* **INFORMATION PROVIDED**
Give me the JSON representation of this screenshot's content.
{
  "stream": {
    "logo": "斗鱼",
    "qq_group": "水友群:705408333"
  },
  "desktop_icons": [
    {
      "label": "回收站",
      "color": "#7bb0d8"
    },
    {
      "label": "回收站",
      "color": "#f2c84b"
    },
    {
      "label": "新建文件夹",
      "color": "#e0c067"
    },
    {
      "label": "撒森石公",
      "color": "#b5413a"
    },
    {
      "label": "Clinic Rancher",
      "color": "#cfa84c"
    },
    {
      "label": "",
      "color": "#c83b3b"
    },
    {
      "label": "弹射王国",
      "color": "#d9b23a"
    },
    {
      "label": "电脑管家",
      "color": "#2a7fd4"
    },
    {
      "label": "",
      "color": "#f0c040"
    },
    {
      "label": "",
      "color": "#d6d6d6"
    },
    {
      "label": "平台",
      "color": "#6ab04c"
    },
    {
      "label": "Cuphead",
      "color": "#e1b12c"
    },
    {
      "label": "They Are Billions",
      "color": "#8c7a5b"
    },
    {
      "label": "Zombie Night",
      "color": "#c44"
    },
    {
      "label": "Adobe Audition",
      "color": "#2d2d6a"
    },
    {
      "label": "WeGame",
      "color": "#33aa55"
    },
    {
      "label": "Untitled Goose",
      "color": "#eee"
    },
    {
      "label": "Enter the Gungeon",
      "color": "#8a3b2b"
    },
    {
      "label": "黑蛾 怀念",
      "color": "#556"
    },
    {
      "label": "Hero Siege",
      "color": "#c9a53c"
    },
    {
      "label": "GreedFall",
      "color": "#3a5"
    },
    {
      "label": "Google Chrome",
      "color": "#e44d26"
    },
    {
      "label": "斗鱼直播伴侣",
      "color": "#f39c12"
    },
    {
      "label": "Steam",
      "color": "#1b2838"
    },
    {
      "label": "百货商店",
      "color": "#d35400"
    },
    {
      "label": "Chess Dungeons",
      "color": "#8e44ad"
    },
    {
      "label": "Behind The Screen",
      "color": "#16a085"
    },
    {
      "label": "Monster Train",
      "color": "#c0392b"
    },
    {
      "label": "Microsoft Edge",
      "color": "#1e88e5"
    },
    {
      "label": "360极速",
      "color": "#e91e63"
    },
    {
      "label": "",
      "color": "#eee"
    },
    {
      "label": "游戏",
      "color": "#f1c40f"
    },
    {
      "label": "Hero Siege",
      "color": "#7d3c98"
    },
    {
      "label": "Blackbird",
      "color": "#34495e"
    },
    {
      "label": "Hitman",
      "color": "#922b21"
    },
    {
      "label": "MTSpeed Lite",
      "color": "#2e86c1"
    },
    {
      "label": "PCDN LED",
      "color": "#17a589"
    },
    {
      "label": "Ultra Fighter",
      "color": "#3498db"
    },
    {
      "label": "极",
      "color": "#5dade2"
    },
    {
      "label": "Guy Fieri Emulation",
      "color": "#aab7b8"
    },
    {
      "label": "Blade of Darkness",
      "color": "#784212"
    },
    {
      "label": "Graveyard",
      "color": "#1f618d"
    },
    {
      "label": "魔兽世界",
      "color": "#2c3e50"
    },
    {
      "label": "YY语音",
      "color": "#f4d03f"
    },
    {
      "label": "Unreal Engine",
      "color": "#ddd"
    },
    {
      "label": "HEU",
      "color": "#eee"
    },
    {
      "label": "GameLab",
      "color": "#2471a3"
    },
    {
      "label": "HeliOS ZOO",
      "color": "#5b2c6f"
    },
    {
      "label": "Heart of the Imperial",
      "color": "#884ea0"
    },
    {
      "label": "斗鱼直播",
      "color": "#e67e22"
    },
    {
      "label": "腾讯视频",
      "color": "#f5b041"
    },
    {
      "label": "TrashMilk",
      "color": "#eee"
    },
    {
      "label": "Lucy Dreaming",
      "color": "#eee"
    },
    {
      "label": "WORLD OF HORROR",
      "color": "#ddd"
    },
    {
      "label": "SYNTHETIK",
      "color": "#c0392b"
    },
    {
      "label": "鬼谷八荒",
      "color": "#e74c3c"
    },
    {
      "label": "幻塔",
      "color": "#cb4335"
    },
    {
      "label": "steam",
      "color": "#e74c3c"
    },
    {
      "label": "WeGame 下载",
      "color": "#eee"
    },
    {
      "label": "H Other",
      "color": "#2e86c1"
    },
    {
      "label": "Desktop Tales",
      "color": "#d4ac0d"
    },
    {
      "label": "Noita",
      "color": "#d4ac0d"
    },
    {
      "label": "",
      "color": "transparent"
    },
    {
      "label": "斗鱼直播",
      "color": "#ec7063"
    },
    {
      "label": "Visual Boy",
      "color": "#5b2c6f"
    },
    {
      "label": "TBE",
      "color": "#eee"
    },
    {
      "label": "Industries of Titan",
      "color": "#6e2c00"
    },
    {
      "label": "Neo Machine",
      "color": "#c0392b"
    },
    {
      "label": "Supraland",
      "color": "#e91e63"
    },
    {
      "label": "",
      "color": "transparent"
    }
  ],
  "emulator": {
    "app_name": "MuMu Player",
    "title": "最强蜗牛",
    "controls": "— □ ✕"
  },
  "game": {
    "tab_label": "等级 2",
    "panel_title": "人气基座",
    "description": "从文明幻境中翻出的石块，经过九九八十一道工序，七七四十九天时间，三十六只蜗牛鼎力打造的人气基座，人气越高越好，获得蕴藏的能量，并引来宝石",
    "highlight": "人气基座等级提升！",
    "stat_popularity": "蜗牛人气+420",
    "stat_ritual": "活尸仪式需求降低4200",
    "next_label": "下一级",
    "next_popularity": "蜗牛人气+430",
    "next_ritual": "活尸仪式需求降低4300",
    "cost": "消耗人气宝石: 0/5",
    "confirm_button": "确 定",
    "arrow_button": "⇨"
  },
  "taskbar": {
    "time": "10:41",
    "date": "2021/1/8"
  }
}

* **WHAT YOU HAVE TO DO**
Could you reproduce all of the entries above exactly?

* **COMPLETED EXERCISE**
Give me the JSON representation of this screenshot's content.
{
  "stream": {
    "logo": "斗鱼",
    "qq_group": "水友群:705408333"
  },
  "desktop_icons": [
    {
      "label": "回收站",
      "color": "#7bb0d8"
    },
    {
      "label": "回收站",
      "color": "#f2c84b"
    },
    {
      "label": "新建文件夹",
      "color": "#e0c067"
    },
    {
      "label": "撒森石公",
      "color": "#b5413a"
    },
    {
      "label": "Clinic Rancher",
      "color": "#cfa84c"
    },
    {
      "label": "",
      "color": "#c83b3b"
    },
    {
      "label": "弹射王国",
      "color": "#d9b23a"
    },
    {
      "label": "电脑管家",
      "color": "#2a7fd4"
    },
    {
      "label": "",
      "color": "#f0c040"
    },
    {
      "label": "",
      "color": "#d6d6d6"
    },
    {
      "label": "平台",
      "color": "#6ab04c"
    },
    {
      "label": "Cuphead",
      "color": "#e1b12c"
    },
    {
      "label": "They Are Billions",
      "color": "#8c7a5b"
    },
    {
      "label": "Zombie Night",
      "color": "#c44"
    },
    {
      "label": "Adobe Audition",
      "color": "#2d2d6a"
    },
    {
      "label": "WeGame",
      "color": "#33aa55"
    },
    {
      "label": "Untitled Goose",
      "color": "#eee"
    },
    {
      "label": "Enter the Gungeon",
      "color": "#8a3b2b"
    },
    {
      "label": "黑蛾 怀念",
      "color": "#556"
    },
    {
      "label": "Hero Siege",
      "color": "#c9a53c"
    },
    {
      "label": "GreedFall",
      "color": "#3a5"
    },
    {
      "label": "Google Chrome",
      "color": "#e44d26"
    },
    {
      "label": "斗鱼直播伴侣",
      "color": "#f39c12"
    },
    {
      "label": "Steam",
      "color": "#1b2838"
    },
    {
      "label": "百货商店",
      "color": "#d35400"
    },
    {
      "label": "Chess Dungeons",
      "color": "#8e44ad"
    },
    {
      "label": "Behind The Screen",
      "color": "#16a085"
    },
    {
      "label": "Monster Train",
      "color": "#c0392b"
    },
    {
      "label": "Microsoft Edge",
      "color": "#1e88e5"
    },
    {
      "label": "360极速",
      "color": "#e91e63"
    },
    {
      "label": "",
      "color": "#eee"
    },
    {
      "label": "游戏",
      "color": "#f1c40f"
    },
    {
      "label": "Hero Siege",
      "color": "#7d3c98"
    },
    {
      "label": "Blackbird",
      "color": "#34495e"
    },
    {
      "label": "Hitman",
      "color": "#922b21"
    },
    {
      "label": "MTSpeed Lite",
      "color": "#2e86c1"
    },
    {
      "label": "PCDN LED",
      "color": "#17a589"
    },
    {
      "label": "Ultra Fighter",
      "color": "#3498db"
    },
    {
      "label": "极",
      "color": "#5dade2"
    },
    {
      "label": "Guy Fieri Emulation",
      "color": "#aab7b8"
    },
    {
      "label": "Blade of Darkness",
      "color": "#784212"
    },
    {
      "label": "Graveyard",
      "color": "#1f618d"
    },
    {
      "label": "魔兽世界",
      "color": "#2c3e50"
    },
    {
      "label": "YY语音",
      "color": "#f4d03f"
    },
    {
      "label": "Unreal Engine",
      "color": "#ddd"
    },
    {
      "label": "HEU",
      "color": "#eee"
    },
    {
      "label": "GameLab",
      "color": "#2471a3"
    },
    {
      "label": "HeliOS ZOO",
      "color": "#5b2c6f"
    },
    {
      "label": "Heart of the Imperial",
      "color": "#884ea0"
    },
    {
      "label": "斗鱼直播",
      "color": "#e67e22"
    },
    {
      "label": "腾讯视频",
      "color": "#f5b041"
    },
    {
      "label": "TrashMilk",
      "color": "#eee"
    },
    {
      "label": "Lucy Dreaming",
      "color": "#eee"
    },
    {
      "label": "WORLD OF HORROR",
      "color": "#ddd"
    },
    {
      "label": "SYNTHETIK",
      "color": "#c0392b"
    },
    {
      "label": "鬼谷八荒",
      "color": "#e74c3c"
    },
    {
      "label": "幻塔",
      "color": "#cb4335"
    },
    {
      "label": "steam",
      "color": "#e74c3c"
    },
    {
      "label": "WeGame 下载",
      "color": "#eee"
    },
    {
      "label": "H Other",
      "color": "#2e86c1"
    },
    {
      "label": "Desktop Tales",
      "color": "#d4ac0d"
    },
    {
      "label": "Noita",
      "color": "#d4ac0d"
    },
    {
      "label": "",
      "color": "transparent"
    },
    {
      "label": "斗鱼直播",
      "color": "#ec7063"
    },
    {
      "label": "Visual Boy",
      "color": "#5b2c6f"
    },
    {
      "label": "TBE",
      "color": "#eee"
    },
    {
      "label": "Industries of Titan",
      "color": "#6e2c00"
    },
    {
      "label": "Neo Machine",
      "color": "#c0392b"
    },
    {
      "label": "Supraland",
      "color": "#e91e63"
    },
    {
      "label": "",
      "color": "transparent"
    }
  ],
  "emulator": {
    "app_name": "MuMu Player",
    "title": "最强蜗牛",
    "controls": "— □ ✕"
  },
  "game": {
    "tab_label": "等级 2",
    "panel_title": "人气基座",
    "description": "从文明幻境中翻出的石块，经过九九八十一道工序，七七四十九天时间，三十六只蜗牛鼎力打造的人气基座，人气越高越好，获得蕴藏的能量，并引来宝石",
    "highlight": "人气基座等级提升！",
    "stat_popularity": "蜗牛人气+420",
    "stat_ritual": "活尸仪式需求降低4200",
    "next_label": "下一级",
    "next_popularity": "蜗牛人气+430",
    "next_ritual": "活尸仪式需求降低4300",
    "cost": "消耗人气宝石: 0/5",
    "confirm_button": "确 定",
    "arrow_button": "⇨"
  },
  "taskbar": {
    "time": "10:41",
    "date": "2021/1/8"
  }
}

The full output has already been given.